Remember the first Boeing 777 crash ever? I wrote about it here when it happened on the 17th of January. I initially suspected that it was wind shear that caused the crash. But it wasn’t. I recently read an interesting article and the author blamed it on pilot error. Here’s what he thinks happened.
Flight BA038 was on a holding pattern above Heathrow when the ATC told them that they could come in for a landing early. In order to make that landing, they would have to slow the plane down considerably. There are a few ways of slowing a plane down. Speed brakes (air brakes) and flaps can be used.

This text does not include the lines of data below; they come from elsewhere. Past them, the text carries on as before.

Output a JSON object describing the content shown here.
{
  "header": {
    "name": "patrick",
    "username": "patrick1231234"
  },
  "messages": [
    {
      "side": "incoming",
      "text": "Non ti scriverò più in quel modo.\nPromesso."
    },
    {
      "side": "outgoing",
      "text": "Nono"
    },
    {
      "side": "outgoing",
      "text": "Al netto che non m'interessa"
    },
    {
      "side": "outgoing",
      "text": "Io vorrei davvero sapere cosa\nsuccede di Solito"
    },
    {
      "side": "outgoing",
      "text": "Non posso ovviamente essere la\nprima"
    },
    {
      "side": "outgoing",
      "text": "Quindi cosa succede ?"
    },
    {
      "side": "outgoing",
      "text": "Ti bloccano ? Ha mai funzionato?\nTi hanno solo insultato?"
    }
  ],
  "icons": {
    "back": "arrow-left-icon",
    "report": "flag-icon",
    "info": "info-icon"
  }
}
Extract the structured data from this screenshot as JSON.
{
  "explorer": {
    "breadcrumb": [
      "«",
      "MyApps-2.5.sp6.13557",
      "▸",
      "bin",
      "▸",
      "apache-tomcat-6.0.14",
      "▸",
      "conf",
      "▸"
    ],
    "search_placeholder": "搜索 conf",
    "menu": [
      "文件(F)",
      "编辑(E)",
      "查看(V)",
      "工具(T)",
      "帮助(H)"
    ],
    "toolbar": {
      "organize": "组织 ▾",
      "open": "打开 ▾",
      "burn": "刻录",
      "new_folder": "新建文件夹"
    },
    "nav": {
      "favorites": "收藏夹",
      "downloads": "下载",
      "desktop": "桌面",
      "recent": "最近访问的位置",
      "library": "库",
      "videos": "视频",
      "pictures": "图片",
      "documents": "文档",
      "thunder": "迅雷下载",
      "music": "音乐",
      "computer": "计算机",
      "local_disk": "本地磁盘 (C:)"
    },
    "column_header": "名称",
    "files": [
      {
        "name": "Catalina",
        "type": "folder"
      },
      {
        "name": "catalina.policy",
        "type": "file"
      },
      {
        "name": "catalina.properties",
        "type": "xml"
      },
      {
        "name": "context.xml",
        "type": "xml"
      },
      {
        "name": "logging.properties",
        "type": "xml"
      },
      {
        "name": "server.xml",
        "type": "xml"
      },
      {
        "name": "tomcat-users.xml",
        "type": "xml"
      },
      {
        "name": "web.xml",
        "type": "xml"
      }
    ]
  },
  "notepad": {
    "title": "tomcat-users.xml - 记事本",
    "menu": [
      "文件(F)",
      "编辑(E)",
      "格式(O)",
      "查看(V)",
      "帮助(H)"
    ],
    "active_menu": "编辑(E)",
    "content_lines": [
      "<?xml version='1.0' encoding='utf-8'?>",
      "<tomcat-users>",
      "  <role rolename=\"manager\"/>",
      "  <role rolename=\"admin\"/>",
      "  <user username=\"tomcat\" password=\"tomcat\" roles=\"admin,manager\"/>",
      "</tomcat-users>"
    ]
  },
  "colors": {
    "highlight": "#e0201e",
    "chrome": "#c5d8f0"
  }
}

Engine power can be reduced also, but only to a certain extent and under certain conditions only.
The pilots made a big mistake when they reduced the engine power below the recommended threshold for safe flight. You see, aircraft turbine engines are very different from car piston engines. A car’s engine can rev from idle to max rpm in a matter of seconds. The Boeing 777 engines (Rolls Royce Trent 800) on the other hand requires up to 12 seconds to spool up from idle and give maximum thrust. The pitch up attitude (nose up) of the aircraft during approach made matters worse because the airflow entering the engine inlet is at an angle and airflow to the compressors is affected. This coupled together with the low engine rpm creates a very favorable condition for stalling and surging of the engine to occur. Stalling and surging can cause a loss of thrust and can also cause an engine to flame out and shut down. In more serious cases, the whole engine can be destroyed.
So back to our situation. The pilots of flight BA038 pulled back on the throttles too much to descent quickly. Doing so caused the engines to spool down and reduce the output thrust. The plane slowed down and in order to maintain lift, they pulled back on the control columns, causing the plane to fly at a nose up attitude. This positioned the engine intakes at an angle to the incoming air which as explained above affects the airflow into the engine.
During the approach, they lowered the landing gears and flaps and with the extra drag caused by the landing gears and flaps, the plane started to drop. They realized that they needed more lift (read: more thrust) to make it to the runway. Remember at this point the engines are at low rpm and the engine intakes are not at the proper angle with the incoming airflow. They pushed the throttles forward to increase thrust, but as the engine tries to spool up, the unfavorable conditions caused them to surge. When a surge happens, there is a loss of thrust and loud booms can be heard. With a loss of thrust, there will be a loss of lift. Passengers recalled hearing loud sounds coming from the engines and also an unusually steep descend (quote “we just dropped”). The captain claimed that “there wasn’t power” when he needed it.
If you’ve been following what I’m trying to say, you’ll know why there wasn’t any power when the throttles were opened. The engine needed time to recover from the surge, and at such low rpm, it would have taken 12 seconds for it to go to full thrust. 12 seconds was time that they didn’t have. To make the story short, the plane lost lift, descended too quickly and hit the ground before it reached the runway and became the first Boeing 777 to crash.
As the author mentioned, they shouldn’t have reduced thrust too much during approach and should have trusted the computer when it insisted that thrust should be maintained at a higher level. In fact, I had a chat with virtualmystic and he said that normally throttles shouldn’t be touched during the approach. Any deviation of the aircraft from the glideslope (ILS) should be corrected by using the control column as it gives better response.
Disclaimer: I don’t guarantee or claim that the above are 100% correct because I’ve not read the official report or seen the FDR data. It’s just a speculation that I find interesting and logical. But if you think I’m wrong, do drop me a line. I’ll be happy to hear your reasoning. As always, happy flying! Continue reading